Electrified vehicles are increasingly entering the market, be it due to stricter emission regulations, improved efficiency and controllability or a new green awareness among buyers. This also brings up questions such as “What exactly is high voltage?” In STW’s Electrical Systems series, it sheds a light on the subject and explains the new terminology.
With 35 years of experience in the digitalisation, automation and electrification of mobile machines, Sensor-Technik Wiedemann GmbH (STW) supports its customers with customised workshops, the right concepts and suitable system architectures. But what exactly is this electrification? And how can you integrate it into your business model?
In the automotive sector, generally only low voltages in the on-board power supply are known for vehicles with combustion engine. 12 V DC (Direct Current = DC voltage) in cars, 24 V DC for commercial vehicles and, in mild hybrid vehicles, 48 V DC as an additional, second voltage level. This means that the voltages remain below the touch protection limit of 60 V DC, up to which there is no risk of dangerous electric shocks. However, in an electrified drive line, higher powers – from 50 kW upwards – are necessary. For voltages below the touch protection limit, currents of more than 800 A are required. However, high currents mean very high costs and increased weight due to thicker cables and also high power losses. For this reason, the driving power in electrified vehicles is provided with higher voltages.
Four hundred V systems are used in the automotive sector and 800 V systems for buses, trucks and larger machines.
In order to make a lay person aware of the increased risk potential, the terms ‘high voltage’ (HV) for voltages of 60 – 1500 V DC and “low voltage” (LV) for voltages less than 60 V DC were introduced in automotive engineering. These terms are used differently in the area of electrical power engineering, which describes the range of 0 to 1,500 V DC as ‘low voltage’. This means that the automotive engineering term high voltage should not be confused with the power engineering term high voltage, which refers to voltages greater than 1,500 V DC.
The increased risk potential is not only illustrated through the terminology, but also through the label on the HV system. HV components must feature the warning sign ‘Danger: high voltage’ and HV cables must be colour-coded orange (according to ISO 6469-3 and ECE-R 100).

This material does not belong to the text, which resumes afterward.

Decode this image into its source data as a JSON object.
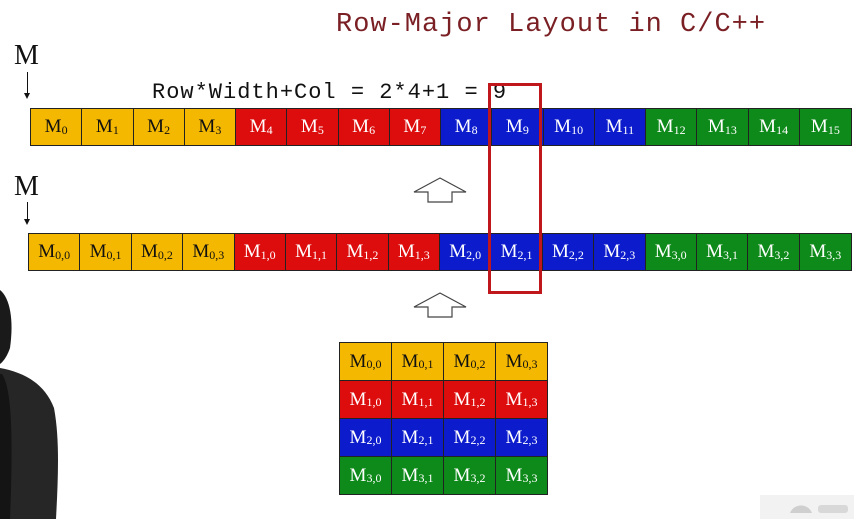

Series vehicles with HV systems must be designed to be intrinsically HV-safe, i.e. technical measures on the vehicle ensure complete protection against contact and electric arcs with respect to the high-voltage system. As the owner of an Audi e-tron, no additional training is therefore required to operate the vehicle.
However, anyone who designs such vehicles as prototypes before SOP (Research & Development) or who maintains, repairs, rebuilds or retrofits series vehicles (service workshops), cannot guarantee HV intrinsic safety for these vehicles. In this case, the employer is obligated to train their employees so that they are able to assess work on the HV vehicle, recognise hazards and take the necessary protective measures.